Question

In my CMS, I noticed that directories need the executable bit (+x) set for the user to open them. Why is the execute permission required to read a directory, and how do directory permissions in Linux work?

Answer by Chris Down

When applying permissions to directories on Linux, the permission bits have different meanings than on regular files.

  • The write bit allows the affected user to create, rename, or delete files within the directory, and modify the directory’s attributes
  • The read bit allows the affected user to list the files within the directory
  • The execute bit allows the affected user to enter the directory, and access files and directories inside
  • The sticky bit states that files and directories within that directory may only be deleted or renamed by their owner (or root)
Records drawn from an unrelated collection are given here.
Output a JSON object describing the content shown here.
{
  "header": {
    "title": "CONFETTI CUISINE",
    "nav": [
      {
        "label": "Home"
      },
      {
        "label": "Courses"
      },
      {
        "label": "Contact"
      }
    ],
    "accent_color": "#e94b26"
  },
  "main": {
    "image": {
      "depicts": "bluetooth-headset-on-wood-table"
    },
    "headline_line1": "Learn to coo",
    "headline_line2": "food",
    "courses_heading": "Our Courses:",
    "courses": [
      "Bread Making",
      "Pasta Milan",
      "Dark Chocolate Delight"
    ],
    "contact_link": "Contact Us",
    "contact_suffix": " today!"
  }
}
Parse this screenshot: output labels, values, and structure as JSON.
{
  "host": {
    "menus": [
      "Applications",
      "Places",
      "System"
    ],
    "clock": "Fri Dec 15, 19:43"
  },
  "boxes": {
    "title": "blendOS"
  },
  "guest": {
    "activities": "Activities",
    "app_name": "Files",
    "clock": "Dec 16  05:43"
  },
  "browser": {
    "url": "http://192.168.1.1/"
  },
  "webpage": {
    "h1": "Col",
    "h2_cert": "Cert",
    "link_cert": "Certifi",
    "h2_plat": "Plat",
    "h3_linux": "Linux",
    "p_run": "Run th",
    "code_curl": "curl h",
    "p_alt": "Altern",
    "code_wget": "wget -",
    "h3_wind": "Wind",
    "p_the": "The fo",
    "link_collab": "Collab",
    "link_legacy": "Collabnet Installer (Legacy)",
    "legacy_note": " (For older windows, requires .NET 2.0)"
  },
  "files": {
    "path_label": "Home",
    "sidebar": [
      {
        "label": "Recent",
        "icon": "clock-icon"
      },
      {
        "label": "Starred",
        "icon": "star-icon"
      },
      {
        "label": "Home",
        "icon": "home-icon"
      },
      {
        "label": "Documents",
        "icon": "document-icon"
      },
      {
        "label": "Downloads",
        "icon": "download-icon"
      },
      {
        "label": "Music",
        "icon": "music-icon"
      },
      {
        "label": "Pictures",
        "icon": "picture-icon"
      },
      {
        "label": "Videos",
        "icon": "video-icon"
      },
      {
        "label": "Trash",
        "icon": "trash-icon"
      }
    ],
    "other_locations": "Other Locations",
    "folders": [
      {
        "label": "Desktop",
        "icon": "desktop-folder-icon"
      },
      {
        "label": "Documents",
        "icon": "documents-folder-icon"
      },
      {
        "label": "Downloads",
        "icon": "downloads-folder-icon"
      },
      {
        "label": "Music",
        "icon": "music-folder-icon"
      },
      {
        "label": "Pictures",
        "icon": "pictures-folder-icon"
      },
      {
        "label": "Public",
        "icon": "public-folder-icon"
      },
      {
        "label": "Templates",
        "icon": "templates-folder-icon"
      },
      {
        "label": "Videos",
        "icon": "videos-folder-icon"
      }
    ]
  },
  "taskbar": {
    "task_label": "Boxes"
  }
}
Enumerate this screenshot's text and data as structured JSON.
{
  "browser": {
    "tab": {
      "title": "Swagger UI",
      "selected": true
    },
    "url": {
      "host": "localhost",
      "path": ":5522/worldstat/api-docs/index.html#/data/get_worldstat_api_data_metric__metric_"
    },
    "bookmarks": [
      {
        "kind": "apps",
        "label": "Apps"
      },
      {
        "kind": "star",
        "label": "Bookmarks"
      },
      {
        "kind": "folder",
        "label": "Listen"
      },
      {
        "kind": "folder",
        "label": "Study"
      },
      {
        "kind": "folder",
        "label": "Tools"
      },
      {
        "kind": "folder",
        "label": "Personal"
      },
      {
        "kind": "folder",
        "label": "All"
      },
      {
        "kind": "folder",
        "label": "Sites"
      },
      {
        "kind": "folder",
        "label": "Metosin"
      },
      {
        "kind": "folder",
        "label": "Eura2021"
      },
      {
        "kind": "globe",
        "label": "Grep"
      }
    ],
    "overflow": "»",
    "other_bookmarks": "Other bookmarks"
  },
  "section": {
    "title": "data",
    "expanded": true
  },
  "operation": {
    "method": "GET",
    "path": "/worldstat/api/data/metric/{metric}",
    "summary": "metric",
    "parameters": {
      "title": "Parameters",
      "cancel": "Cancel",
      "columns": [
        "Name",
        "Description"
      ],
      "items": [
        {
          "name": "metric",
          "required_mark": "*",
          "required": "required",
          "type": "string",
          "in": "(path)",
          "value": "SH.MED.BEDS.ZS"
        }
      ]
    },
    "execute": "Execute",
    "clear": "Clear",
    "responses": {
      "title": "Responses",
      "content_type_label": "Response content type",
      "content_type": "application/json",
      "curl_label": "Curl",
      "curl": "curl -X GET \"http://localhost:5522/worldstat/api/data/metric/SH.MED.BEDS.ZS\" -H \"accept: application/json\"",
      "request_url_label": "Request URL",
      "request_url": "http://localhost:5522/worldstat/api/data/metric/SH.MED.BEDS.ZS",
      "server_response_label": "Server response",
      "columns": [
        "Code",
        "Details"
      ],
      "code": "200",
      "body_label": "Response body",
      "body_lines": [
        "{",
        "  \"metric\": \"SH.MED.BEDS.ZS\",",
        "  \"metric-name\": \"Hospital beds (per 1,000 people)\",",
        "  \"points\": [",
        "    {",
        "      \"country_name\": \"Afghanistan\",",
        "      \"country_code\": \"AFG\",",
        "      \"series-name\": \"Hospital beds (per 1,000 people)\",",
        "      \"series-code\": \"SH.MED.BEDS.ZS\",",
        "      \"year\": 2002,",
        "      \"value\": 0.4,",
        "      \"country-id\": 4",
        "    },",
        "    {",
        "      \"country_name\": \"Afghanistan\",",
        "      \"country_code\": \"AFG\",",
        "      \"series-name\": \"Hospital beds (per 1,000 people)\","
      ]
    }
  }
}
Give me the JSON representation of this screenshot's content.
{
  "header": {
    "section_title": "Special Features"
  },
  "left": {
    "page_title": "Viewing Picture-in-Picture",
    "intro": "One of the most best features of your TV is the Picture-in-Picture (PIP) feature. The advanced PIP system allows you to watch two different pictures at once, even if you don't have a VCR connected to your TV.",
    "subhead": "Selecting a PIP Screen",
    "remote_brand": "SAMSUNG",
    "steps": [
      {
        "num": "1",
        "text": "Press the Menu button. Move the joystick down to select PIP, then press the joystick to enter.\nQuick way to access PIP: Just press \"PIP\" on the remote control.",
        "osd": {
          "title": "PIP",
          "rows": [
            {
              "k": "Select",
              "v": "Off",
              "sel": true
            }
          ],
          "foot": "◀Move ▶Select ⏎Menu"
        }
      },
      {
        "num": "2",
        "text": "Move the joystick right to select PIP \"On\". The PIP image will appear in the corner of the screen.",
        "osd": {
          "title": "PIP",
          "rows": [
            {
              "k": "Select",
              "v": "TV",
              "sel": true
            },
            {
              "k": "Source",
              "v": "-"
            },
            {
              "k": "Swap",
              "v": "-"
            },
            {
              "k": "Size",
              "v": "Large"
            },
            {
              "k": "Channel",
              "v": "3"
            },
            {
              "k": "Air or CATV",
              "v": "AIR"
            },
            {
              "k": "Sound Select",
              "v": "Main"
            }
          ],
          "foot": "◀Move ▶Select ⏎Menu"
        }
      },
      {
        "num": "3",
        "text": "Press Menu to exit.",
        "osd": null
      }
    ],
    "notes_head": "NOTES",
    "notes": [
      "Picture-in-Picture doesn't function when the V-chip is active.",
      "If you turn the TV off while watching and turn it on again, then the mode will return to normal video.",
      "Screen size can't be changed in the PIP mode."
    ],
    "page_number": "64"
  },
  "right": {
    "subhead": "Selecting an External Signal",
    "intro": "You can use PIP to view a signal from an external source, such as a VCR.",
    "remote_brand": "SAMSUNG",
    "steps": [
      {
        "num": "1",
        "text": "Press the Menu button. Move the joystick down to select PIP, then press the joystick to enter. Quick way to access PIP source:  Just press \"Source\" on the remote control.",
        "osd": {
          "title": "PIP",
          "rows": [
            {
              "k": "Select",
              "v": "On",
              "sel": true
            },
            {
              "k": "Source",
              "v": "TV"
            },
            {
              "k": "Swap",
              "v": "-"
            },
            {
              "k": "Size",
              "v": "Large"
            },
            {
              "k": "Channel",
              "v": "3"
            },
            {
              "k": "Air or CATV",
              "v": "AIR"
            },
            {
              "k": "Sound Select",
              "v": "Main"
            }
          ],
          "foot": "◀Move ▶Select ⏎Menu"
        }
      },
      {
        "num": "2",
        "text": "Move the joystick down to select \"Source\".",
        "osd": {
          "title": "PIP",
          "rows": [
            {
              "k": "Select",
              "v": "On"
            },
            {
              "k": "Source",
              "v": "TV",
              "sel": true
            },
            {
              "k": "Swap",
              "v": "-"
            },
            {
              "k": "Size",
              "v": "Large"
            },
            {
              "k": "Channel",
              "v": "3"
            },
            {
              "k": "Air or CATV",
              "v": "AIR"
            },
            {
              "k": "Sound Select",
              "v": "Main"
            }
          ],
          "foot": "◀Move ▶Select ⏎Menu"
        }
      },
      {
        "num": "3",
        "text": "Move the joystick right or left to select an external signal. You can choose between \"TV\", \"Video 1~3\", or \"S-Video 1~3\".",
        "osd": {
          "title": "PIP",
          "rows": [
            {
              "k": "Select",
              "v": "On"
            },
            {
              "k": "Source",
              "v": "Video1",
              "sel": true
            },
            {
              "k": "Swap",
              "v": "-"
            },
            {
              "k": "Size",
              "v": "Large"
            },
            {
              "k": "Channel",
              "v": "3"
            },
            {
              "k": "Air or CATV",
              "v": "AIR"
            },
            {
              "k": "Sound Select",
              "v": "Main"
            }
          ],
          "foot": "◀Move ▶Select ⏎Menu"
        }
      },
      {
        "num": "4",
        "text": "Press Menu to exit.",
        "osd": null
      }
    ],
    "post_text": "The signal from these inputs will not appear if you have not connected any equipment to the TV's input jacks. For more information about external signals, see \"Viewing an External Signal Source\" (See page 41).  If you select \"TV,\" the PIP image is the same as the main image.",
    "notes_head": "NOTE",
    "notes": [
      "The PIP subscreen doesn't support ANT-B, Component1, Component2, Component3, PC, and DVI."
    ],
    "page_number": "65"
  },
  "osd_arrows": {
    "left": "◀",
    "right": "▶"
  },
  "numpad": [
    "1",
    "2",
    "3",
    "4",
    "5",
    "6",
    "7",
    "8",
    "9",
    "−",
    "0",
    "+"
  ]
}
Article link: http://xnerv.wang/execute-vs-read-bit-how-do-directory-permissions-in-linux-work/
Reprinted from: (StackOverflow) Execute vs Read bit. How do directory permissions in Linux work?